I’m a big fan of Rust, and it was important to me that Rust ran smoothly on Nix. Although much of the rust tooling (cargo, rustup) doesn’t work, the mozilla overlay does a fantastic job of making the same tooling options available through their Rust overlay.

I built a filehost using Rust and This was really easy and I had no problems installing packages, building, or developing with RLS on emacs.

It’s also worth mentioning that even the cross compiler stuff works well. For example, a kernel written in rust, Tock, showcases how easy it is to grab a 32 bit cross compiling toolchain for RISC-V both for gcc and rustc/llvm.

### Python

Python works great–you can build packages in to your custom build using your shell.nix similarly to venvs. Nix is a far better python package manager than something like pip. I’ve had nothing but pain with pip…

### systemd-boot

This can be a pain to enable on some distros, but on NixOS, it’s as simple as setting the boot.loader.systemd-boot.enable flag to true.

### docker

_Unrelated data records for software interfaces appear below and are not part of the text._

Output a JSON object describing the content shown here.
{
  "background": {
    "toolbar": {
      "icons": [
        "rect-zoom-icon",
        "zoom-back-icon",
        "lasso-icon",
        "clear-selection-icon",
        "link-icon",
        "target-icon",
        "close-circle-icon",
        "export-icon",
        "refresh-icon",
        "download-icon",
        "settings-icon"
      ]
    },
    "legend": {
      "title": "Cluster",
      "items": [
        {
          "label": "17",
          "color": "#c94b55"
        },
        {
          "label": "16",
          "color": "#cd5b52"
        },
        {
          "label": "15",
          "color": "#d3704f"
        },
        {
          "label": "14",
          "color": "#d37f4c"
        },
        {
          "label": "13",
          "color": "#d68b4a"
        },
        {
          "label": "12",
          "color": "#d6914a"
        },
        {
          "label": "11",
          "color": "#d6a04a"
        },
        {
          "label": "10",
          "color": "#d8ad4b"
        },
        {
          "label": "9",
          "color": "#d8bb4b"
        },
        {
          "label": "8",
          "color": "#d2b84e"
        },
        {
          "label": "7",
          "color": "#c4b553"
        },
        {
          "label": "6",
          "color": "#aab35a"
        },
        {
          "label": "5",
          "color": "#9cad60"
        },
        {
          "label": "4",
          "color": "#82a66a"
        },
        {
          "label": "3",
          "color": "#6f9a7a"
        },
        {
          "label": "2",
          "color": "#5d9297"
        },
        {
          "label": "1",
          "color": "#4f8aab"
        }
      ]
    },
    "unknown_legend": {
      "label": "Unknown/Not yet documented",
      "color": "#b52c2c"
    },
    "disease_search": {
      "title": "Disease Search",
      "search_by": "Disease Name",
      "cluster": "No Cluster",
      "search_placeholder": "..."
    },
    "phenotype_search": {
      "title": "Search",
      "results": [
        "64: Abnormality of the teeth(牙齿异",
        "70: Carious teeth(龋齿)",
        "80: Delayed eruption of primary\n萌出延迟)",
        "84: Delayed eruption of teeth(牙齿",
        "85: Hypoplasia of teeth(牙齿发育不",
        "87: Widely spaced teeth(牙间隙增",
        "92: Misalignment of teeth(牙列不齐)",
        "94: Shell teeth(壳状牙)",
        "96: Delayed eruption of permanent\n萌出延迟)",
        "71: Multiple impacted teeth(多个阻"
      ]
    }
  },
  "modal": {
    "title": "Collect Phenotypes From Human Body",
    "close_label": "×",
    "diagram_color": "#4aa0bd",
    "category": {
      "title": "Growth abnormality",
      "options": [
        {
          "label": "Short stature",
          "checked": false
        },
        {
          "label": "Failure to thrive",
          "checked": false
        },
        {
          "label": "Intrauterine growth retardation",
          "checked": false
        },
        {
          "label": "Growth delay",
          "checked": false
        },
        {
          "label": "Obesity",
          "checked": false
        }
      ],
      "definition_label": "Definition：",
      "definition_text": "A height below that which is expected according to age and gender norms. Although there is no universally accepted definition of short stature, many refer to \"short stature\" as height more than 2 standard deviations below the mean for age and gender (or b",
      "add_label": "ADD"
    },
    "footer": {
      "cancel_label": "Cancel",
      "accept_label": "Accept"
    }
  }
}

Docker is as easy as toggling a flag or two as well. And after I had it enabled, it worked as easily as on other distros. It was easier than on Gentoo, as I didn’t have to recompile the kernel and add a bunch of extra kernel modules.

## GPU Passthrough

I ended up doing a GPU passthrough to a windows virtual machine and since I only had a single monitor, I also enabled streaming with looking glass. My GPUs were a Radeon RX 5600 XT and 550X. I passed the faster card (5600 XT) to the windows VM. Note that currently (april 2020), this card suffers from the navi reset bug and requires a kernel patch. This kernel patch doesn’t help a huge amount, and the computer will freeze if you restart the vm too many times. The performance also wasn’t great (I’m getting 30 fps on the Witcher 3 on low settings). However, I haven’t gotten to applying optimizations like CPU pinnings and huge pages.

Getting to this workable state was much easier on NixOS than doing the equivalent exercise on a fairly versatile distribution like arch or gentoo. There are already some good blog posts about this, but the gist of it for me lived in a single file.

What’s happening? I get the latest kernel:

boot.kernelPackages = pkgs.linuxPackages_latest;

Then, I enabled AMD-Vi for virtualization in my motherboard’s BIOS, then added the AMD iommu instruction flag to the kernel boot parameters. Again, this was just a flag:

boot.kernelParams = [ "amd_iommu=on" ];

Next, I enabled the relevant virtualization kernel modules:

boot.kernelModules = [ "vfio" "vfio_iommu_type1" "vfio_pci" "vfio_virqfd" ];

I enabled Libvirtd with some more flags:

  virtualisation.libvirtd.enable = true;
  users.groups.libvirtd.members = [ "root" "jrestivo"];

Next, I added in the equivalent of a modprobe configuration file:

boot.extraModprobeConfig ="options vfio-pci ids=1002:731f,1002:ab38";

Finally, I had to patch for the navi bug, which also is incredibly easy. I’m able to just specify the kernel patch path:

 boot.kernelPatches = [ { name = "navi reset patch"; patch = ./reset_bug_patch.patch; } ];

Nix will recompile the kernel for you locally with the patch with no effort on your part. The last thing I needed to do was configure my qemu.conf file with virtualization.libvirtd.qemuVerbatimConfig. At this point I was basically done–all I had to do was rebuild Nix, reboot to incorporate the new kernel and kernel parameters, then I could go use virt-manager to set up my virtual machine and start windows. At that point I had to install some drivers and make devices as described on the arch wiki per usual.

The ground breaking thing about using nix for this was that I could easily enable and disable the virtual machine by just rebuilding my system without the VFIO config file. Also, everything lives in one place, which makes it much more difficult to forget the procedure that got me to this point. I can see all the config files I had to modify to get this working, and thanks to the nix documentation, it’s very simple to see exactly what they do/pattern match them with the arch wiki page on the topic. Having done this previously on arch, it was always a pain remember what I had done and undo it.